Dataset rows describing interfaces
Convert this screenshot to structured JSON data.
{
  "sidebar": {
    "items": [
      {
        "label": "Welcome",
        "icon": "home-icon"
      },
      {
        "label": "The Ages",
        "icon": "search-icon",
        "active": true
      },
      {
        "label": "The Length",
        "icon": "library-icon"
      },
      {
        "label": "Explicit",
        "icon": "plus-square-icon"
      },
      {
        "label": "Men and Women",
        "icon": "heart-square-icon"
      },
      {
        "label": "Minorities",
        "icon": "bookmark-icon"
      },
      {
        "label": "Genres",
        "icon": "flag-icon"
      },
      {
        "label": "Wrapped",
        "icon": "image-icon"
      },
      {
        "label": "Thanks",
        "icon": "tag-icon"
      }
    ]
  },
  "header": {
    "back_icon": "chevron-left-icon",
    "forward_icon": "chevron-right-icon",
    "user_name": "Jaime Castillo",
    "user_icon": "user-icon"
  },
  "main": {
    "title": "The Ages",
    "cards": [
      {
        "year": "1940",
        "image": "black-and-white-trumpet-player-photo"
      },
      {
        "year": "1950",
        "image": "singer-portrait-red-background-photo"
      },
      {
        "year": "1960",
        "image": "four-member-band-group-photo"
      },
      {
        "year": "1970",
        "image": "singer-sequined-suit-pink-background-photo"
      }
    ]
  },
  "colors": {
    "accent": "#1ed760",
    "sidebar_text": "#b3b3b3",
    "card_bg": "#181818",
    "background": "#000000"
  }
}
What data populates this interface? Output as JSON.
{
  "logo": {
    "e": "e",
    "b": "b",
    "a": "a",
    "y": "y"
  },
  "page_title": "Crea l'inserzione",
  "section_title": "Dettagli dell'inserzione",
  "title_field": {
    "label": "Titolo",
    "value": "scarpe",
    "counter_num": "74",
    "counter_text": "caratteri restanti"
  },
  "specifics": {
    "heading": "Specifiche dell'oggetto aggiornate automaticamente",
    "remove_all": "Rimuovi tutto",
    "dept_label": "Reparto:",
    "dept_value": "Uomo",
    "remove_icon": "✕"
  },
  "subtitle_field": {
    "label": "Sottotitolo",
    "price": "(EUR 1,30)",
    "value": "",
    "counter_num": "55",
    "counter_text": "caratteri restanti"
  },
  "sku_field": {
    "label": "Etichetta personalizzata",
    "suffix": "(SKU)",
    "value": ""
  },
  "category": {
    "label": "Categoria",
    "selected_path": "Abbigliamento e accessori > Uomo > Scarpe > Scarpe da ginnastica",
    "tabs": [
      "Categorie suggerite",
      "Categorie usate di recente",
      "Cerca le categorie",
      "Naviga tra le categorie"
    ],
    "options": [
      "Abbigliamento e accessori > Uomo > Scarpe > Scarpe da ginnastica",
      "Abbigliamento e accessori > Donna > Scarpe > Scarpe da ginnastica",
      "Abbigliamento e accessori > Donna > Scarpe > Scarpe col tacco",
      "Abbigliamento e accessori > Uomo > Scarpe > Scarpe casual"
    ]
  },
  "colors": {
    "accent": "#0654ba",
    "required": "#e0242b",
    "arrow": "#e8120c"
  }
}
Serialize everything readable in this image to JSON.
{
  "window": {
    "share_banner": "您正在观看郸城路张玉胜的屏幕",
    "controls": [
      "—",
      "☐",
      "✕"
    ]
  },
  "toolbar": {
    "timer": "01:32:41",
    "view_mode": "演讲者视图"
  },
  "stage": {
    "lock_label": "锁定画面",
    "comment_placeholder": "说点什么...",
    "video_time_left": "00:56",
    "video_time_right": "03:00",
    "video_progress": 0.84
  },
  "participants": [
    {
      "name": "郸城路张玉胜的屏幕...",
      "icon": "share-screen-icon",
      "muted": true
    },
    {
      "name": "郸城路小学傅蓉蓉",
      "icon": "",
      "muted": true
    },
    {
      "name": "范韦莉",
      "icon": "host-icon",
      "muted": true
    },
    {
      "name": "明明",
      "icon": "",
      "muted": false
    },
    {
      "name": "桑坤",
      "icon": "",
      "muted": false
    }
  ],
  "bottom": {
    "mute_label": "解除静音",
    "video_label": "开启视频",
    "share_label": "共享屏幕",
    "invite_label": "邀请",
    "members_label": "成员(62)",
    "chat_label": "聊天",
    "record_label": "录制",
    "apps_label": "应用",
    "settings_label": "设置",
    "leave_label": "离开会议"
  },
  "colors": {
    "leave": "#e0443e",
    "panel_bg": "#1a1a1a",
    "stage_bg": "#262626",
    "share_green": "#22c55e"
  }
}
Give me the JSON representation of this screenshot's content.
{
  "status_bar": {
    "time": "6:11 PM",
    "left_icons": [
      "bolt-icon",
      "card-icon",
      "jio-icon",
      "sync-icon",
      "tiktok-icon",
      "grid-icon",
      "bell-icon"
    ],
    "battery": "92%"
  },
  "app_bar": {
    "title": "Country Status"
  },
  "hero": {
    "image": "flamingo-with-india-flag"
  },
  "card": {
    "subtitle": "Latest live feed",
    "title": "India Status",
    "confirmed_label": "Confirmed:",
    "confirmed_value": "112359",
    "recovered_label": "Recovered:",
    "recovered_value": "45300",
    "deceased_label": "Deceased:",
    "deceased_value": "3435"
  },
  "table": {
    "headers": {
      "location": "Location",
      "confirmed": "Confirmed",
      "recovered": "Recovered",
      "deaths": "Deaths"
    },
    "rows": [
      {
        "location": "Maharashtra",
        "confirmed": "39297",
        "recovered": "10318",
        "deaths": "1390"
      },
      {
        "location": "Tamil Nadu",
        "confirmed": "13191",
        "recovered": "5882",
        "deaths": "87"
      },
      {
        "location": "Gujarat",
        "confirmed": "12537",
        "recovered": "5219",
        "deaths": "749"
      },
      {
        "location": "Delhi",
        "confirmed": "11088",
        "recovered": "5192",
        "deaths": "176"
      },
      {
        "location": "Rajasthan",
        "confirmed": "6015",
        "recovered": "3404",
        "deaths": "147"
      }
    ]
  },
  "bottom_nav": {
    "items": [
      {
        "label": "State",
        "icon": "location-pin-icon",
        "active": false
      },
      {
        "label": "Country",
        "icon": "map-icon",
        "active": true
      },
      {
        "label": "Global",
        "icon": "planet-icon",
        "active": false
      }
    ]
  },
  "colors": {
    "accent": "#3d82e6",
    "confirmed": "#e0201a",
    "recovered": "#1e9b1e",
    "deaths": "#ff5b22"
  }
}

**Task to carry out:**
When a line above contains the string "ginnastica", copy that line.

**Result of the exercise:**
    "selected_path": "Abbigliamento e accessori > Uomo > Scarpe > Scarpe da ginnastica",
      "Abbigliamento e accessori > Uomo > Scarpe > Scarpe da ginnastica",
      "Abbigliamento e accessori > Donna > Scarpe > Scarpe da ginnastica",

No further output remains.